The Düsseldorf-based residential property group LEG is making preparations for its planned IPO early next year, and has now mandated Goldman Sachs and Deutsche Bank as its principal lead managers. Assuming markets remain stable, the flotation is expected to go ahead in the first quarter, a quarter ahead of schedule, and may value the company at close to €5 billion.
LEG is itself owned by Goldman Sachs’ Whitehall Funds, which bought the former state-owned group in 2008 in a privatisation auction for €3.4bn, plus the assumption of debt. It owns and manages 90,000 housing units in North Rhine-Westphalia, Germany’s most populous state. The company’s balance sheet is just under €5bn, of which €2.1bn is equity and the remainder debt. The company is being comprehensively restructured, but has so far made no announcements about the refinancing of its debt burden – a factor which, like fellow IPO candidate for 2013 Deutsche Annington – is viewed by many analysts as a prerequisite for a public listing.
Whitehall is expected to float no more than a third of LEG in the initial phase, and to stagger its exit in a manner similar to that when, along with partner Cerberus, it exited profitably from Berlin housing group GSW Immobilien AG in two steps in 2010. Following flotation, LEG is aiming for an IRR of 6-7% annually and to join the ranks of the top five biggest German housing companies, it said.
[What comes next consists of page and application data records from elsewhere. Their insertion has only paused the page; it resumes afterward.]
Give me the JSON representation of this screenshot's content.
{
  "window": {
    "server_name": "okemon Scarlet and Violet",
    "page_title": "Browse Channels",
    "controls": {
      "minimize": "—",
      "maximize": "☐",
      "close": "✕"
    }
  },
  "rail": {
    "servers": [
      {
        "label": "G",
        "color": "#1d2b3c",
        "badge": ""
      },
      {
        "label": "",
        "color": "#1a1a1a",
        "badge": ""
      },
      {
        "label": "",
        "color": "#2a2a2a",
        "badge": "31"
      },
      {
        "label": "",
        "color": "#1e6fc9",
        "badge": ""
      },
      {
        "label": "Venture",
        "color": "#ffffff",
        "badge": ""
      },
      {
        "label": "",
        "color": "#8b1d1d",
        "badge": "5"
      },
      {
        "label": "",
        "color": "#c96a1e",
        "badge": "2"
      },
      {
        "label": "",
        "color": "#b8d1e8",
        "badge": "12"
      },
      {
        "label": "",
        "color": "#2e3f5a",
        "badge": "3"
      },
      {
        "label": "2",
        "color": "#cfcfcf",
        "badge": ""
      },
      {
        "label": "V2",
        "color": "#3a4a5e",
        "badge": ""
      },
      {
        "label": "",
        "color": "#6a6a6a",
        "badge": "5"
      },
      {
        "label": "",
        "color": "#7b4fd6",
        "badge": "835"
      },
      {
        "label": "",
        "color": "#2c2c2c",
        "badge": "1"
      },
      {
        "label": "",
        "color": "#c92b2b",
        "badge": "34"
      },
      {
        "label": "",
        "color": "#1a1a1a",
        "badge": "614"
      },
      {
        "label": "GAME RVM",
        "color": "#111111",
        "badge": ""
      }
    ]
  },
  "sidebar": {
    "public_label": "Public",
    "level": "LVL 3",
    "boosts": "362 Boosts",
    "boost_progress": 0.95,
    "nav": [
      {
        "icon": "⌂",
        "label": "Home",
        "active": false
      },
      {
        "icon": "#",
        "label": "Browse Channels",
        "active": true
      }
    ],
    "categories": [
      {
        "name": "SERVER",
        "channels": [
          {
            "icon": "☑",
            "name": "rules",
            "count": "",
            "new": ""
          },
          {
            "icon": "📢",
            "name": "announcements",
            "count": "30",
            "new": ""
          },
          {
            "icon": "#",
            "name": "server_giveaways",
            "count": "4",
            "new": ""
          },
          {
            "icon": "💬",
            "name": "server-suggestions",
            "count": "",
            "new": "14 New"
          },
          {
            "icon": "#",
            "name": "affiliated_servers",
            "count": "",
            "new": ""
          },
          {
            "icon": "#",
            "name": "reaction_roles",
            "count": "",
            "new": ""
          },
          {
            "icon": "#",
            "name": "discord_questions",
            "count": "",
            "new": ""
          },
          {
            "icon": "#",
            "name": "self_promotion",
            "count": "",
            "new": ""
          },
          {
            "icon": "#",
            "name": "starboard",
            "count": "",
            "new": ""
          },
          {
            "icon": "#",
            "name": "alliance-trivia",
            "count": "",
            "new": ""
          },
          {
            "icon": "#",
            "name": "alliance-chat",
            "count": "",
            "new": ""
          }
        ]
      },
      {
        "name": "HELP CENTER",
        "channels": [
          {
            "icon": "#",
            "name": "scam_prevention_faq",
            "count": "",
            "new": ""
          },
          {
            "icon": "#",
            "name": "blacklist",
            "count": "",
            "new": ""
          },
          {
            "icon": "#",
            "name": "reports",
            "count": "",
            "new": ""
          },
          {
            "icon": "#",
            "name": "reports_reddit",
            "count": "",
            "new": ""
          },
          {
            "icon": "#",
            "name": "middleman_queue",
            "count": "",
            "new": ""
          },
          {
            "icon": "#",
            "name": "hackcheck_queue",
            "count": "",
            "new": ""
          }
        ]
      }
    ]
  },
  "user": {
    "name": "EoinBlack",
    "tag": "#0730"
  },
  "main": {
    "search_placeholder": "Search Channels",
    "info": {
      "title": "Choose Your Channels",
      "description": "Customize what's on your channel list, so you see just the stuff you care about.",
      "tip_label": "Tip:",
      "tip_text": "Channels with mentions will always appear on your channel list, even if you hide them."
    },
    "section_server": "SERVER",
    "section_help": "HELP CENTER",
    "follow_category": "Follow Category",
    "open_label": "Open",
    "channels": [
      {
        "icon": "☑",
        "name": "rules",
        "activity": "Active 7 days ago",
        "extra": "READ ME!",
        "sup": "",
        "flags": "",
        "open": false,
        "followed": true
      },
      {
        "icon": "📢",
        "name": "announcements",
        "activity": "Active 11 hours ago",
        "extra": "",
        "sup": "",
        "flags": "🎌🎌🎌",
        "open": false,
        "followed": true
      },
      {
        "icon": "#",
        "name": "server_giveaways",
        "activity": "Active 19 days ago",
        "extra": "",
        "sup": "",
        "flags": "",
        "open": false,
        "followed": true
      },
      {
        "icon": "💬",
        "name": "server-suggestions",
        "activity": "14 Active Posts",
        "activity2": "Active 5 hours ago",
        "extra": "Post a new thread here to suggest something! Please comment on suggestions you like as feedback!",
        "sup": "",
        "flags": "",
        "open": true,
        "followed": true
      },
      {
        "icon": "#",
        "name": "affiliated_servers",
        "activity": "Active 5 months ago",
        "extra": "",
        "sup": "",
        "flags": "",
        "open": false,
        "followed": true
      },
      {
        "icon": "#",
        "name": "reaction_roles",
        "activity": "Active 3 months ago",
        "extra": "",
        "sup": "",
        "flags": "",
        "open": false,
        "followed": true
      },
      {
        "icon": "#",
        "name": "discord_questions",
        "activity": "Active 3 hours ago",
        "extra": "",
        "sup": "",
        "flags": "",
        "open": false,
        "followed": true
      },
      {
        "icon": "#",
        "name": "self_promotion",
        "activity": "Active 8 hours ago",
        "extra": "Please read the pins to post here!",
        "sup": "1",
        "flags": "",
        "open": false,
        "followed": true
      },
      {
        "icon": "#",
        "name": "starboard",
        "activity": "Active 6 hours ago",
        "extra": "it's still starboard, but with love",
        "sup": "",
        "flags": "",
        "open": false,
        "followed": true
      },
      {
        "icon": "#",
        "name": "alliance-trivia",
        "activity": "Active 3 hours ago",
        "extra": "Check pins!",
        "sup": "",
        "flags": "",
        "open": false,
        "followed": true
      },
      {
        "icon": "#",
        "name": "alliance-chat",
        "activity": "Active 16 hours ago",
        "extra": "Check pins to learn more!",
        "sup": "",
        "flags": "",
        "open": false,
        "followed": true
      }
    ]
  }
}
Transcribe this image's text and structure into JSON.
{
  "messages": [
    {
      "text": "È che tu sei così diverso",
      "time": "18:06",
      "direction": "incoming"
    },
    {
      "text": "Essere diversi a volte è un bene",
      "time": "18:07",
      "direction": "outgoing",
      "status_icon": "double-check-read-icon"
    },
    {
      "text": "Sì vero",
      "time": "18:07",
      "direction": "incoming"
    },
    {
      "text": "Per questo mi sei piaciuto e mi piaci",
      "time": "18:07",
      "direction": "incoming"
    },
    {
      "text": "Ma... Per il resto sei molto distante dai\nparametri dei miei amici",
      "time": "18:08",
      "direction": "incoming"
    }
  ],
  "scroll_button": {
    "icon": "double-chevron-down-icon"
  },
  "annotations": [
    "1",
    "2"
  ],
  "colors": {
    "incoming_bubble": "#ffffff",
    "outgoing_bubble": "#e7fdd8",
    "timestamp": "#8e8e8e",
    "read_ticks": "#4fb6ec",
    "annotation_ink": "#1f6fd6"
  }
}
Meanwhile, listed Austrian property investor Immofinanz AG said this month that it planned to spin off homes valued at as much as €4.5bn in an IPO now targeted for 2014. The group’s CEO Eduard Zehetner said in a recent media interview that Immofinanz would probably buy more German apartments in advance of a flotation to bulk up the group’s residential offering. “Our plan is to grow our German residential segment to a similar size as the Austrian segment (including housing group Buwog), combine the two elements, and then take the whole unit to market”, he said. The company owns homes valued at about €2.4bn in Austria and €127m of German assets. It has recently expressed strong interest in bidding for the GBW portfolio being sold by Munich Landesbank BayernLB, which is likely what Zehetner meant when he talked of buying fresh stock.
Given the sustained demand at the moment for German residential property, listed groups TAG Immobilien AG and Deutsche Wohnen AG are both tapping the markets for fresh capital in rights issues before the end of the year.